Habitat: Marine; freshwater; brackish; demersal; anadromous. Inhabit coastal waters and are commonly found in bays but may enter rivers in the spring to spawn. Some populations are landlocked.

Key characteristics for distinction: Dark, forked tail fin. Deep notch in dorsal fin. First part of dorsal fin has several spines. Three spines on anal fin.

Coloration: streamlined, silvery body marked with longitudinal dark stripes running from behind the gills to the base of the tail.

Feeding habits/specializations: Voracious and opportunistic feeder. Larvae feed on zooplankton; juveniles take in small shrimps and other crustaceans, annelid worms, and insects; adults feed on a wide variety of fishes (alewives, herring, smelt, eels, flounders, mummichogs, rock gunnels, sand lance, silver hake and silversides) and invertebrates (squid, crabs, sea worms and amphipods), mainly crustaceans. Feeding ceases shortly before spawning.

Reproduction: Striped bass spawn in fresh water, and although they have been successfully adapted to freshwater habitat, they naturally spend their adult lives in saltwater. Spawning occurs from April to early June in the Chesapeake Bay's tidal tributaries. During spawning season, several males court a single female, who lays her eggs in fresh or brackish water near the shore. After spawning, adults swim downstream to the Bay. Some continue on to the ocean. Eggs hatch in two to three days, after which larvae move slowly downstream.

Maximum length (in inches or feet): 6 ft

Predators: humans (fishing), other larger fish, sharks

Importance to humans: sport fishing

Conservation status: not evaluated

Fun fact: State Fish of Maryland, Rhode Island, and South Carolina.


White perch

Scientific name:
Morone americana


Habitat: Marine; freshwater; brackish; demersal; anadromous.
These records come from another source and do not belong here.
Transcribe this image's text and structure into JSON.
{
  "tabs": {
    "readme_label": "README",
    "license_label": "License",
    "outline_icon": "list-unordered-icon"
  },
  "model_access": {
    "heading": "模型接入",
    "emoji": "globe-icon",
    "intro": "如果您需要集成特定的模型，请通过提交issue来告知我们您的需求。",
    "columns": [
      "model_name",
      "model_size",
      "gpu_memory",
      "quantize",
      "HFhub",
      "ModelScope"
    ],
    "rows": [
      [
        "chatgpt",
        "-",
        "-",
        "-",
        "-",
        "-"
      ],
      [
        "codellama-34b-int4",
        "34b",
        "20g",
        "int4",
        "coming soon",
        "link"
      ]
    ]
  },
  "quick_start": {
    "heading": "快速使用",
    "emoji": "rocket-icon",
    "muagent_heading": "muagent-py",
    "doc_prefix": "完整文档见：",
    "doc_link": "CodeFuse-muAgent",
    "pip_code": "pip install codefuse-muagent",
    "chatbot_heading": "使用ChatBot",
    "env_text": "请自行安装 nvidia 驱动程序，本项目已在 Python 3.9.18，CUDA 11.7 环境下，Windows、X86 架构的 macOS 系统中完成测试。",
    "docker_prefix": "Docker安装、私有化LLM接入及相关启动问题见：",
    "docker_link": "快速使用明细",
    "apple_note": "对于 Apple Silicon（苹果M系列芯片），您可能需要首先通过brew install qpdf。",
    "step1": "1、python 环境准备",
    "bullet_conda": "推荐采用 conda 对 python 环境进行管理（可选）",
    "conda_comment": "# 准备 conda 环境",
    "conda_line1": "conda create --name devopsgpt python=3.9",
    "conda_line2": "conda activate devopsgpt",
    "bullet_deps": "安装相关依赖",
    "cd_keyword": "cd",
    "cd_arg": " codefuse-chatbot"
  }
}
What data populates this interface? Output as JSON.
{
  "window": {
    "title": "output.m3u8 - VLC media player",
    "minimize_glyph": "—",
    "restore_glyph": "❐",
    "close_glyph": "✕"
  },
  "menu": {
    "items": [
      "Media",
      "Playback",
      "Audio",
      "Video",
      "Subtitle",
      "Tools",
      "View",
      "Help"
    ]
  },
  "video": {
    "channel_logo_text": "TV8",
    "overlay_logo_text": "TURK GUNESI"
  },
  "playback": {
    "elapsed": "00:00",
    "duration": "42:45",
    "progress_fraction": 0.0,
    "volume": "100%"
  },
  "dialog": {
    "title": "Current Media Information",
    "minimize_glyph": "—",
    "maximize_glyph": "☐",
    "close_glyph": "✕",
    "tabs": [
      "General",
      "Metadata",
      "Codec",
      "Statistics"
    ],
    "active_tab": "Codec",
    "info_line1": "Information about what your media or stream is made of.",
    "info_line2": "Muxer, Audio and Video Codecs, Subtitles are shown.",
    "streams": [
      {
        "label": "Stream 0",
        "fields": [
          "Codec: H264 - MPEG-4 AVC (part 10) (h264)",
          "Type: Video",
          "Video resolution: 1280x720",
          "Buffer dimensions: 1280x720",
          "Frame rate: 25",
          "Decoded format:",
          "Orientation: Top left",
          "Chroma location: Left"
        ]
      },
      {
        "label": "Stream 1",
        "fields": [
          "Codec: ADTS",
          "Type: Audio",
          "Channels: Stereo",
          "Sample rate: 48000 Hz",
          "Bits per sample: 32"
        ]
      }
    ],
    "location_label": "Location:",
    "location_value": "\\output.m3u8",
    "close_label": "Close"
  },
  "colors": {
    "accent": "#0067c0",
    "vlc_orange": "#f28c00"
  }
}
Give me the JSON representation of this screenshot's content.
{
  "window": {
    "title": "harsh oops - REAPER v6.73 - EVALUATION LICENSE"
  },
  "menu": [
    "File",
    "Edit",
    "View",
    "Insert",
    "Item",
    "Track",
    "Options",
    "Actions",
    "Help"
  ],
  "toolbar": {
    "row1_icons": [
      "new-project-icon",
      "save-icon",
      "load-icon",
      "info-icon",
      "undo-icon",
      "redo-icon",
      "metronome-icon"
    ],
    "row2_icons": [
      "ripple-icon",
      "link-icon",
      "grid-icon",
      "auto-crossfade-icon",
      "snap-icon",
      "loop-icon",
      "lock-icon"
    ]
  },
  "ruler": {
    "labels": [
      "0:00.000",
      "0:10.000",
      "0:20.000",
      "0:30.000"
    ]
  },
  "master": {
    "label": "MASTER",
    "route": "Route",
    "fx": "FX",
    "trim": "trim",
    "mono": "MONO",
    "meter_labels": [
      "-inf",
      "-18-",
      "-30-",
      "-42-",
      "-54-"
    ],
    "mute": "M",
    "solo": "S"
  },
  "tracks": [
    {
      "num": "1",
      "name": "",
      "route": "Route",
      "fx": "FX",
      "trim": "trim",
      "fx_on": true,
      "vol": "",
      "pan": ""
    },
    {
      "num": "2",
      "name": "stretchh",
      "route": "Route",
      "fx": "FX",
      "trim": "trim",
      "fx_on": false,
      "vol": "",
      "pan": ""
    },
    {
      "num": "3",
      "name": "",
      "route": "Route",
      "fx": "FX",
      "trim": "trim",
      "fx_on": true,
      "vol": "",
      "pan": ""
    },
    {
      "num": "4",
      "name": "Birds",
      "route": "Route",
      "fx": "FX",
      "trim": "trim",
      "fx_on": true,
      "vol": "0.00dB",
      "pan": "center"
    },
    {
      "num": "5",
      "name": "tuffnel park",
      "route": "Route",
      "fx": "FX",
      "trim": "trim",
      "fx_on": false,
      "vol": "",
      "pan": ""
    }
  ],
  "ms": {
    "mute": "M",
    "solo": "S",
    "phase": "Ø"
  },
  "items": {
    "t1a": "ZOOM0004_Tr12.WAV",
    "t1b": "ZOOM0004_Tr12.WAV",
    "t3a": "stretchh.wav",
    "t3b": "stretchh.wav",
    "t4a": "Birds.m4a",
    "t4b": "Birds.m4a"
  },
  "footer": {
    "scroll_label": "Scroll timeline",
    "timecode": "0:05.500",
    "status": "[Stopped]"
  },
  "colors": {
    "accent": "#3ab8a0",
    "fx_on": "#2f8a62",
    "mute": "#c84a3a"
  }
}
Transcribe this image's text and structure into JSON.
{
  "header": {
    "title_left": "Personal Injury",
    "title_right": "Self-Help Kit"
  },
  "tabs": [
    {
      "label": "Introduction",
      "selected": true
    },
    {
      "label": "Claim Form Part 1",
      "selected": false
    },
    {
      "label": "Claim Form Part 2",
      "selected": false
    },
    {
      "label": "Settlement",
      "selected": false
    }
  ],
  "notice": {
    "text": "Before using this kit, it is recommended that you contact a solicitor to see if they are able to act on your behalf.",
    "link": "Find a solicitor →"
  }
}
Occurs in fresh, brackish and coastal waters. Primarily found in brackish water but common in pools and other quiet water areas of medium to large rivers, usually over mud.

Key characteristics for distinction: Highly domed back, slightly projecting lower jaw, mildly forked tail, deep notch in dorsal fin – first part of dorsal fin as several spines. Three anal spines.

Coloration: Silvery, greenish-gray body; gray or blackish back, whitish belly. Faint lines on sides.

Feeding habits/specializations: small fish, insects, detritus and fish eggs/larvae

Reproduction: Semi-anadromous because it does not travel all the way from ocean to spawning grounds in freshwater rivers; begins spawning runs when water temperatures increase in late March.

Maximum length (in inches or feet): 19.5 in

Predators: bluefish, weakfish, striped bass; humans

Importance to humans: fishing/commercial minor

Conservation status: least concern

Fun fact: A close relative of striped bass.